Tuesday 29 March 2011


Completely off-topic, but gorgeous.

Friday 18 March 2011

No Excuse

I'm active in a couple of places where people go for help with, amongst other things, JavaScript code running in web browsers. Routinely, you'll get questions like this one where the person asking the question is having trouble visualizing what's happening on the client side, and is stabbing in the dark with alert or console.log to try to figure out what's going on. It's like the old days of debugging with printf. I see it over and over again.

Folks, maybe that was reasonable in, oh, 2002 or so, but here in 2011 if you're using a desktop browser there's just no excuse for not using a proper debugger to set breakpoints, walk through code, inspect variables, inspect the structure of the DOM, etc., etc. No excuse at all. None! Pas d'excuse! ¡No excusa! Keine Entschuldigung! Nessuna scusa!

Why not? Because these days, client-side JavaScript debuggers are a dime a dozen, and they're free. Pick your browser:

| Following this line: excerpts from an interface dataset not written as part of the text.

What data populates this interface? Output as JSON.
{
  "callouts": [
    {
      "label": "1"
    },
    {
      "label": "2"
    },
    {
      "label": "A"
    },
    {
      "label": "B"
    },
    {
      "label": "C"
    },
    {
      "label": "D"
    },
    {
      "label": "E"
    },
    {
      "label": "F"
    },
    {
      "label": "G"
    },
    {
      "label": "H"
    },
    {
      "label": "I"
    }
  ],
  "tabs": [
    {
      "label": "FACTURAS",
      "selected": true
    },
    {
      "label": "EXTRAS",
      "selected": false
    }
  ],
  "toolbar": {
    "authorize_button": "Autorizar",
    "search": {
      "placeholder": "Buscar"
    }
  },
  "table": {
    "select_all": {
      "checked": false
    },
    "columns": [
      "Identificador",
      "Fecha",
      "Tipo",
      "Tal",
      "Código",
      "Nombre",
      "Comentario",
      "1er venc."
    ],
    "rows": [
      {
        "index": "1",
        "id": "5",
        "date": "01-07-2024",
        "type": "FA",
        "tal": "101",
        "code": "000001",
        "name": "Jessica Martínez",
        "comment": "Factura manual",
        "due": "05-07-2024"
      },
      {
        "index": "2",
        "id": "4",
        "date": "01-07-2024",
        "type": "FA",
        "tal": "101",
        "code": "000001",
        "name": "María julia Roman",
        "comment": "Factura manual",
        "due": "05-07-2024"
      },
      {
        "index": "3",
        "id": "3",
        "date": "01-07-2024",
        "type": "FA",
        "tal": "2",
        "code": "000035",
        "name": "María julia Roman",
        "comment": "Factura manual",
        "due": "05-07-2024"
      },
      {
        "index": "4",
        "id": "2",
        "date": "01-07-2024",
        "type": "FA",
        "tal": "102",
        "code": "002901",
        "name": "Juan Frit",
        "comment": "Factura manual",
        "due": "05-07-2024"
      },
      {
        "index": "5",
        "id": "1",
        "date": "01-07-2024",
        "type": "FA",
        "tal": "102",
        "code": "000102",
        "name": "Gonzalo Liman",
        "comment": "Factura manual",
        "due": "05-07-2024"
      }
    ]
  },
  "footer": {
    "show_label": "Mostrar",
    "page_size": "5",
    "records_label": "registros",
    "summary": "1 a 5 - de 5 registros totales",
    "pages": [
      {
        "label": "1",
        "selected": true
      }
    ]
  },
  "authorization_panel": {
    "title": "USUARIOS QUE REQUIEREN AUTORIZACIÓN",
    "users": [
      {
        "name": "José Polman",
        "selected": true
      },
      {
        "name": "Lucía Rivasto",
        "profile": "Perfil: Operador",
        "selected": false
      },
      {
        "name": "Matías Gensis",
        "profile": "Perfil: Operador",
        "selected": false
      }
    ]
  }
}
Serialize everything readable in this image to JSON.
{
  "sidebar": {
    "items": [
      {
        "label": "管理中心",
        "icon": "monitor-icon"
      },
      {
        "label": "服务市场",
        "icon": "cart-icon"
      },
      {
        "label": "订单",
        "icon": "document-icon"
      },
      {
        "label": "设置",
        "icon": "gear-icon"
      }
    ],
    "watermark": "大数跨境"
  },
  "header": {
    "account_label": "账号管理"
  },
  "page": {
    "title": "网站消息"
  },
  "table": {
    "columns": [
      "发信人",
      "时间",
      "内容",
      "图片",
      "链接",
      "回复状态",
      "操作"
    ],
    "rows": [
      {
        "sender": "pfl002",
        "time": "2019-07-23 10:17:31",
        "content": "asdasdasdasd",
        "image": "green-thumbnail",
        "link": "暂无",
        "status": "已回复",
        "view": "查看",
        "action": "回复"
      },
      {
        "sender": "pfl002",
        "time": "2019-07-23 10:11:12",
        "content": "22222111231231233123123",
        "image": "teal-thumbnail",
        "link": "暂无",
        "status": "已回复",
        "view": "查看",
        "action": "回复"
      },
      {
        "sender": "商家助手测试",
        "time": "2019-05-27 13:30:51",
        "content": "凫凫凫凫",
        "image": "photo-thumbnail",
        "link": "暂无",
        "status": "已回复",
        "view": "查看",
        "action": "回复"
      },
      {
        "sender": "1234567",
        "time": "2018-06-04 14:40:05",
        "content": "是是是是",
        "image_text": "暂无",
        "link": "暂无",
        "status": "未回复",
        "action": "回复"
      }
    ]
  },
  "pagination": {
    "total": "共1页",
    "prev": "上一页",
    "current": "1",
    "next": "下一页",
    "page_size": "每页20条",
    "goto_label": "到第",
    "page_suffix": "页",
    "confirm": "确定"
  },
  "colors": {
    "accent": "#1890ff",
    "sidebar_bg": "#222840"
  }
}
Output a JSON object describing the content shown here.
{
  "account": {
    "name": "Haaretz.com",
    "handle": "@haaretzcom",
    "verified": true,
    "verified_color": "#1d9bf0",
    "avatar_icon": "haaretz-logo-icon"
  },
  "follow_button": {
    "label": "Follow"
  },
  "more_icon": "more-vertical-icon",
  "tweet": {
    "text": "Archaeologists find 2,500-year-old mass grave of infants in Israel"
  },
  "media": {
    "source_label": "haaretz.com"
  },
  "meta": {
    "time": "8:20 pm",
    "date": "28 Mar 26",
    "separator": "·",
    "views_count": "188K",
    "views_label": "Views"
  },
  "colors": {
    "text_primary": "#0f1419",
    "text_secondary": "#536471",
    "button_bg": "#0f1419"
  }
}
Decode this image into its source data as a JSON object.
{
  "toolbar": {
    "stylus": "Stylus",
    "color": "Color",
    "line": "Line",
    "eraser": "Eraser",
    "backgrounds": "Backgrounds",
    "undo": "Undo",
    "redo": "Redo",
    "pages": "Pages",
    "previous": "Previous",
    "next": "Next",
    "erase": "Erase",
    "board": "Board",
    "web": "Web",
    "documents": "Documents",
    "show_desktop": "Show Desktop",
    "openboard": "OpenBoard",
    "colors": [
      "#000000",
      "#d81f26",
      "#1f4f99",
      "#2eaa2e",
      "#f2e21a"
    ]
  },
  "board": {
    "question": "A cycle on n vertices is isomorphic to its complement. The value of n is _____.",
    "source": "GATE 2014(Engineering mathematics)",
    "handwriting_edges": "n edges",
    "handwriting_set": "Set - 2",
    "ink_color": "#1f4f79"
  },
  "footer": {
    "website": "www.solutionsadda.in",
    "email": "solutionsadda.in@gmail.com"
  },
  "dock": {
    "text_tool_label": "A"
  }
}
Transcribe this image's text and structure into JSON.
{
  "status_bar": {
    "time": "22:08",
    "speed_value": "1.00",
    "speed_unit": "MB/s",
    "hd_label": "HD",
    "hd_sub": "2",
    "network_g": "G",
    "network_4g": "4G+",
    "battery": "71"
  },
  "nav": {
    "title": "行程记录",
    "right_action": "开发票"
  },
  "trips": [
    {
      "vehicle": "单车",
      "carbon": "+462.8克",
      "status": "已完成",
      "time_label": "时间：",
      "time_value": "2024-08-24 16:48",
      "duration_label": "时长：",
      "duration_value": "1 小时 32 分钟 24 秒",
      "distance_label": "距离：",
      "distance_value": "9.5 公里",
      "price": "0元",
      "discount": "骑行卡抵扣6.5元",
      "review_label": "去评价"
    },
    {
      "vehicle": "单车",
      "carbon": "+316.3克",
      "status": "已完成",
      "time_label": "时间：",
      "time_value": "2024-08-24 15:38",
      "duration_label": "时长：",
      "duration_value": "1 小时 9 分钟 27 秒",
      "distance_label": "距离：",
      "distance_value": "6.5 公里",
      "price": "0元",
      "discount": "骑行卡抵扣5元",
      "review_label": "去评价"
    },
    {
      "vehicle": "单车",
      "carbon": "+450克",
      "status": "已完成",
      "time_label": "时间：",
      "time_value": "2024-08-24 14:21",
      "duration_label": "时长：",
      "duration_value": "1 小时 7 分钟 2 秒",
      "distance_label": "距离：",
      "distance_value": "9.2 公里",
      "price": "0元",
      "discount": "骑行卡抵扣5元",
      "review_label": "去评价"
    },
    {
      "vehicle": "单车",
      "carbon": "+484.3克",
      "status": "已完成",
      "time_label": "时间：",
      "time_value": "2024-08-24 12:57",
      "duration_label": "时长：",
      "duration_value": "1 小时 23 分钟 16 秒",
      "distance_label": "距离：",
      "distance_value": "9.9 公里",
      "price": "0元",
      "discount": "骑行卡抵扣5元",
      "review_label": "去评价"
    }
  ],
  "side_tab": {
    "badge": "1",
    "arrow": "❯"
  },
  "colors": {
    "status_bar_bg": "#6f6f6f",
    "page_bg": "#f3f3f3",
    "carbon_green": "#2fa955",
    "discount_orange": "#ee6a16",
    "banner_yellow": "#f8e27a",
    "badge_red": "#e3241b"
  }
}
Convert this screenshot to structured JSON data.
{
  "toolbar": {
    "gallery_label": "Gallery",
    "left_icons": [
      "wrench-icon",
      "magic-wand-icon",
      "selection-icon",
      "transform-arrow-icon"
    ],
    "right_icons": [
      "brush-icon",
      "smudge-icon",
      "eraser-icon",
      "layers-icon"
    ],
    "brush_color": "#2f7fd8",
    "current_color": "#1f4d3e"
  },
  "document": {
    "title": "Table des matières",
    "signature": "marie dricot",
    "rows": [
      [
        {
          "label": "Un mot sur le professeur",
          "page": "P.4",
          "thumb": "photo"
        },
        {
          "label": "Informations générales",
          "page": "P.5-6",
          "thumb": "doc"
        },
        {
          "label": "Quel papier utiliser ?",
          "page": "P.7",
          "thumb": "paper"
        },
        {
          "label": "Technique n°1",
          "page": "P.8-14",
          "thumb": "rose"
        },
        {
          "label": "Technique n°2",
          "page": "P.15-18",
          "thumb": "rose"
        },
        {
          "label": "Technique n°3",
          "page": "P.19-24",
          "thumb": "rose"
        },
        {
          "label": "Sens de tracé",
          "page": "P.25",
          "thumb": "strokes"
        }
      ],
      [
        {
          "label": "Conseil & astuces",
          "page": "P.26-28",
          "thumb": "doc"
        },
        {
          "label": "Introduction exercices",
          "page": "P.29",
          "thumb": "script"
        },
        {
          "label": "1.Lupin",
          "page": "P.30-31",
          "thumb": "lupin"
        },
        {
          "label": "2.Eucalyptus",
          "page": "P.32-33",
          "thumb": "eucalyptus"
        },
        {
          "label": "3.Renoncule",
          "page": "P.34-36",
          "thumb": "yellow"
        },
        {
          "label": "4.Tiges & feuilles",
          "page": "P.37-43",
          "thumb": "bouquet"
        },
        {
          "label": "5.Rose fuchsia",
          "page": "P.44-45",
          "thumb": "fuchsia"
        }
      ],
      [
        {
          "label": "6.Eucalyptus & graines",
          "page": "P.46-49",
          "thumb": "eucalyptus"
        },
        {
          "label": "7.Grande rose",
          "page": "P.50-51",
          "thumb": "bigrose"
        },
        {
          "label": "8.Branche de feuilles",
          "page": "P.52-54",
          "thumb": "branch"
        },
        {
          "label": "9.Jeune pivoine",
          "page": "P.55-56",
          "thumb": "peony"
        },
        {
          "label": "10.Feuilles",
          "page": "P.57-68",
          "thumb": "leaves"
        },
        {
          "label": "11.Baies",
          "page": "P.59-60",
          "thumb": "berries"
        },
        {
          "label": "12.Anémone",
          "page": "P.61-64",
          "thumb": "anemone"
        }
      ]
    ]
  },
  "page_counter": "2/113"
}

  • IE8 & IE9: Semi-reasonable debugger and tools built in, or use the free version of VS.Net
  • IE6 & IE7: Use the free version of VS.Net (or the old standalone script debugger)
  • Firefox: Get the excellent, and free, Firebug plug-in
  • Chrome: Has a good debugger and tools built in
  • Safari: Has a good debugger and tools built in (you may have to enable the menu item in the options)
  • Opera: Has a good debugger and tools built in
You get the idea. The next time you're running into a "cannot access property foo of undefined" error, don't guess where it happened, use a debugger to walk through the code and see!

Happy coding debugging!